Umbria, known as "the green heart of Italy", is the only landlocked province in Italy. Located south of Tuscany, at a crossroads between the North and the South, between the Adriatic and the Tyrrhenian seas, Umbria has seen vines and wines since the ancient Etruscans. Settled amid the Apennines hills and mountains, the Etruscans were a mysterious pre-Roman society inhabiting present-day Umbria, whose chieftains and priests three millennia ago put wine at the center of their festivals and religious ceremonies.

The Etruscans built Orvieto, Umbria’s capital in the province of Terni, on a tufa base; tufa is a variety of limestone, which is a key component in the Orvieto appellation’s terroir.

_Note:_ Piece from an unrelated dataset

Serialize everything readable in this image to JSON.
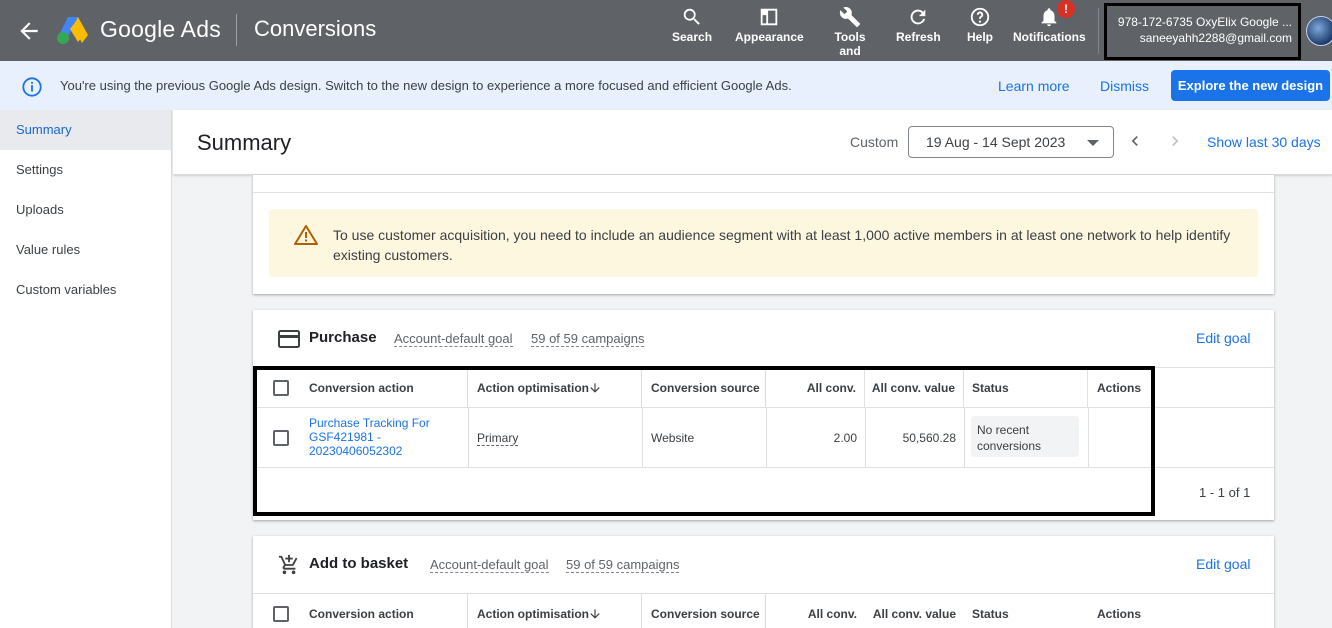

The Romans, who conquered the Etruscans, called it Urbs Vetus (old city). The city’s name also graces Umbria’s most prestigious white wine, Orvieto, which Cantine Bigi has for decades been one of its most renowned producers.

The Orvieto Classico DOC appellation was established in 1931 by the Italian Government; its vineyards cover the central and best areas of Orvieto. Those areas are the source of the grapes for Bigi's Orvieto Classico DOC and Amabile wines. (see below).

The Orvieto DOC area is divided into Orvieto Classico, a smaller zone around the tufa rock with higher quality requirements, and the Orvieto area completing the appellation to the North and South.

Cantine Bigi was founded in 1880 and owns more than 600 acres planted to classic white and red grape varieties; the former most notably Trebbiano, Grechetto and Drupeggio, among others. Cantine Bigi provides authentic white and red Umbrian wines, with each bottling maintaining tipicity in a modern and approachable style.